Exercise description: Repeat every line of the following material exactly.

The input:

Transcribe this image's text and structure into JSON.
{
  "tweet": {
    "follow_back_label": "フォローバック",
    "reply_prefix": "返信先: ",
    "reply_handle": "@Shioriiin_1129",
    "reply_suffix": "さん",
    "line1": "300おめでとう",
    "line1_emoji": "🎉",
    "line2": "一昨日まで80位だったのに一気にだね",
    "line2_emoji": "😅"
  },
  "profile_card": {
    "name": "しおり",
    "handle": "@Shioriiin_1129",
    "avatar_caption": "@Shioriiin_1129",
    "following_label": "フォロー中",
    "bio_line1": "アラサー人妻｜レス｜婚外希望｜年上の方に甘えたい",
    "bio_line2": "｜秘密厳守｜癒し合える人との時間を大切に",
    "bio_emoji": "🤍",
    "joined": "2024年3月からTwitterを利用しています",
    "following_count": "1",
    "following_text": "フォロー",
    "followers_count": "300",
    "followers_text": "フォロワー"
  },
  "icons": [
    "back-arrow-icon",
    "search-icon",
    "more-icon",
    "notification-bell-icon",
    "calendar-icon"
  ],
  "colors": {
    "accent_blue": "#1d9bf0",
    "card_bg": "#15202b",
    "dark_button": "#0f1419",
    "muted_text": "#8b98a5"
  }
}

Task answer:
Transcribe this image's text and structure into JSON.
{
  "tweet": {
    "follow_back_label": "フォローバック",
    "reply_prefix": "返信先: ",
    "reply_handle": "@Shioriiin_1129",
    "reply_suffix": "さん",
    "line1": "300おめでとう",
    "line1_emoji": "🎉",
    "line2": "一昨日まで80位だったのに一気にだね",
    "line2_emoji": "😅"
  },
  "profile_card": {
    "name": "しおり",
    "handle": "@Shioriiin_1129",
    "avatar_caption": "@Shioriiin_1129",
    "following_label": "フォロー中",
    "bio_line1": "アラサー人妻｜レス｜婚外希望｜年上の方に甘えたい",
    "bio_line2": "｜秘密厳守｜癒し合える人との時間を大切に",
    "bio_emoji": "🤍",
    "joined": "2024年3月からTwitterを利用しています",
    "following_count": "1",
    "following_text": "フォロー",
    "followers_count": "300",
    "followers_text": "フォロワー"
  },
  "icons": [
    "back-arrow-icon",
    "search-icon",
    "more-icon",
    "notification-bell-icon",
    "calendar-icon"
  ],
  "colors": {
    "accent_blue": "#1d9bf0",
    "card_bg": "#15202b",
    "dark_button": "#0f1419",
    "muted_text": "#8b98a5"
  }
}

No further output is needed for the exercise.